The government aims to raise Rs 65,000 crore through sale of its stake in different Central Public Sector Enterprises (CPSEs). However, privatization is still going slow. Let us know what is the disinvestment plan of the government and why the disinvestment plan is going slow…
What is the disinvestment plan of the Centre?
The government, under its Public Sector Enterprises (PSE) policy, plans to open all public sector companies (PSUs) for private investment, exit completely from sectors deemed non-strategic and allow at least one PSU in those areas which he considers strategic. Several profit making companies including Bharat Petroleum Corporation of India (BPCL), Shipping Corporation of India, HLL Ltd., BEML Ltd., Projects and Development India Ltd., Ferro Scrap Nigam Ltd. are in line for privatization. The government has also set a target to sell equity through IPO, FPO or offer for sale of companies.

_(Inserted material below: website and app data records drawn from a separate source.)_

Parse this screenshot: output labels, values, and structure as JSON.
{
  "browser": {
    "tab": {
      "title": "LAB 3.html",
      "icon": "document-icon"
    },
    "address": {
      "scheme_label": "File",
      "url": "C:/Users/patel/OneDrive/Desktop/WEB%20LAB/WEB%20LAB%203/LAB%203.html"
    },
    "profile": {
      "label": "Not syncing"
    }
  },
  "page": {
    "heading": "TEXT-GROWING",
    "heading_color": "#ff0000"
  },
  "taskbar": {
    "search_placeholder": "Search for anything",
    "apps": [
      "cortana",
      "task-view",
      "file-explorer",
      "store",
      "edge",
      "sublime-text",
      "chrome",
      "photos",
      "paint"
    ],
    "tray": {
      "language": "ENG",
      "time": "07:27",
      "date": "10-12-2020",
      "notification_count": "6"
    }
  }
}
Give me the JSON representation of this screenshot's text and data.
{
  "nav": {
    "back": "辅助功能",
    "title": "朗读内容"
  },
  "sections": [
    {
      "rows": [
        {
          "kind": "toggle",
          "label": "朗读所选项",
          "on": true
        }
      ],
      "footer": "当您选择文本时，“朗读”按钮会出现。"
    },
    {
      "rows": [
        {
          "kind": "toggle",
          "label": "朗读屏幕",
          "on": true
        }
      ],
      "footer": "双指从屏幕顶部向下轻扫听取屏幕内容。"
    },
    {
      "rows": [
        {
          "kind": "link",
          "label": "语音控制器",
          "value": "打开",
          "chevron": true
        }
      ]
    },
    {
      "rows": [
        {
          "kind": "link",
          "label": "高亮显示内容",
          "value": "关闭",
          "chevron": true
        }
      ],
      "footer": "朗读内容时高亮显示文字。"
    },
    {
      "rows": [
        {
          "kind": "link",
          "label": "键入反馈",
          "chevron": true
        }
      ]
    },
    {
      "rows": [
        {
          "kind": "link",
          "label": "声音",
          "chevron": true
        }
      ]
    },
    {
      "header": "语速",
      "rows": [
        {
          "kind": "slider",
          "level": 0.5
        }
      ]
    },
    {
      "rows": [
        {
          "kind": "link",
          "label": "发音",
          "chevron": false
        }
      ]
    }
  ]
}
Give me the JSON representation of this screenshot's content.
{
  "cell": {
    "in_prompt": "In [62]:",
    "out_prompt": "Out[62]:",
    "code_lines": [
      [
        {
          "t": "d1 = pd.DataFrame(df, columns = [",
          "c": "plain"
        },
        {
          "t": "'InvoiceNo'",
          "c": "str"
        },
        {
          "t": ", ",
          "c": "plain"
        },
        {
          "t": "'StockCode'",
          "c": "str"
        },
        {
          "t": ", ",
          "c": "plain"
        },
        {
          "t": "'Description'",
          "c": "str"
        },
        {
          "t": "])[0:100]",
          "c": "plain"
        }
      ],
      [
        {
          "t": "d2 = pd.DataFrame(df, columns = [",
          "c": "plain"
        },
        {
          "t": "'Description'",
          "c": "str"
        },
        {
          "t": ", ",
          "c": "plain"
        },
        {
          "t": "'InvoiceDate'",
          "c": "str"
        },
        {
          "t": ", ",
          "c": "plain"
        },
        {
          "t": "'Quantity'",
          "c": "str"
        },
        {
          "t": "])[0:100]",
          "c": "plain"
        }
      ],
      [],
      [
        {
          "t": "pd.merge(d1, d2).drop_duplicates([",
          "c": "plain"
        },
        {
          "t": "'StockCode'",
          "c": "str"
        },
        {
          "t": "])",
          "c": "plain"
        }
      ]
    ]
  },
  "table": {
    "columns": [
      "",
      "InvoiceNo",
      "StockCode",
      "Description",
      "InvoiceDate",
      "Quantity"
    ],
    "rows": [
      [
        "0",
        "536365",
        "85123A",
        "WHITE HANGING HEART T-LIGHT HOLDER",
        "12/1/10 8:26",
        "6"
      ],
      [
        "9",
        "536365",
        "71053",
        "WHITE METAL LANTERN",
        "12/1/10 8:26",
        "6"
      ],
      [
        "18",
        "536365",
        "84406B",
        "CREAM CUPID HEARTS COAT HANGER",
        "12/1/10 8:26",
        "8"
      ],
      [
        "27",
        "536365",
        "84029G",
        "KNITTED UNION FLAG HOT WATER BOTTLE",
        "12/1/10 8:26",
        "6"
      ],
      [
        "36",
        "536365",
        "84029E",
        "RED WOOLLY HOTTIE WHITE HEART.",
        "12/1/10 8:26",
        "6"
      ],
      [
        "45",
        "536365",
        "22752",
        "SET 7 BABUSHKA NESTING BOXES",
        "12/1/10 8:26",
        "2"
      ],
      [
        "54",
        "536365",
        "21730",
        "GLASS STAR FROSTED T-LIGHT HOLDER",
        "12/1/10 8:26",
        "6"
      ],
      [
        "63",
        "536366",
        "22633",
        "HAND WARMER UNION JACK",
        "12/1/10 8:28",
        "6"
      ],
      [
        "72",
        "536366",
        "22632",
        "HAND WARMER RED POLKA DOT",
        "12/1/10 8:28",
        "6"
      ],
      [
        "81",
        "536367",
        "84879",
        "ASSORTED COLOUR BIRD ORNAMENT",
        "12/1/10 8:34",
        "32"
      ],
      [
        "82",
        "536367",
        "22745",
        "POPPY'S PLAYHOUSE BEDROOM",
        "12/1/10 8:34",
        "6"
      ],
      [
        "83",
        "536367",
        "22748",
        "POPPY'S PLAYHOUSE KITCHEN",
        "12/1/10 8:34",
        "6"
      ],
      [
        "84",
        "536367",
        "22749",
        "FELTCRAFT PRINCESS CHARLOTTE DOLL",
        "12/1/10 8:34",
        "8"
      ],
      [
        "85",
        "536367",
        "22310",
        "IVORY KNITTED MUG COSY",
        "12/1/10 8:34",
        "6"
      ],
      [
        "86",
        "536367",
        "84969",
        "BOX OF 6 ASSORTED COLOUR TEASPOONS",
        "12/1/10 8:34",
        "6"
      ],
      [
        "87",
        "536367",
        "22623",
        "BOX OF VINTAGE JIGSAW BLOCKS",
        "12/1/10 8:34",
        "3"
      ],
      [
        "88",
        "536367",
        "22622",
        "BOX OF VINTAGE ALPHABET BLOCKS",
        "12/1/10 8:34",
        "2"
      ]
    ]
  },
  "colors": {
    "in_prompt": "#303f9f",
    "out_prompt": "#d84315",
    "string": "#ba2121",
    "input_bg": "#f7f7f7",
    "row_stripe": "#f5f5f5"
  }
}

Also read- Inflation uncontrollable! 8-year record broken: retail rate was 7.79% in April, prices of these things increased
Why is there delay?
The government’s disinvestment plans are getting delayed due to the COVID-19 epidemic. Strategic sales have come to a standstill in the financial year 2021-22 during the Corona epidemic. During this time, the disinvestment has also faced opposition from employees due to fear of job loss. Many state governments have also opposed privatization. State governments and state or centrally owned entities have been barred from bidding for these PSU companies.
Also read- Government is selling its entire stake in this company, from Tuesday you will be able to bid, price band Rs 39-42
How important is disinvestment?
Disinvestment is essential for the government to reduce its financial burden. At the same time, it is important in the direction of increasing the value of the company to the public. Disinvestment is also seen as a way to unlock the value of under-performing assets. Thus, through the privatization of some PSUs, the Center may seek private sector investment to turn around loss-making or poorly performing companies. This, in turn, helps in further job creation. However, the government has rarely met the disinvestment targets set for the past several years, putting pressure on the government’s plans to balance the fiscal deficit.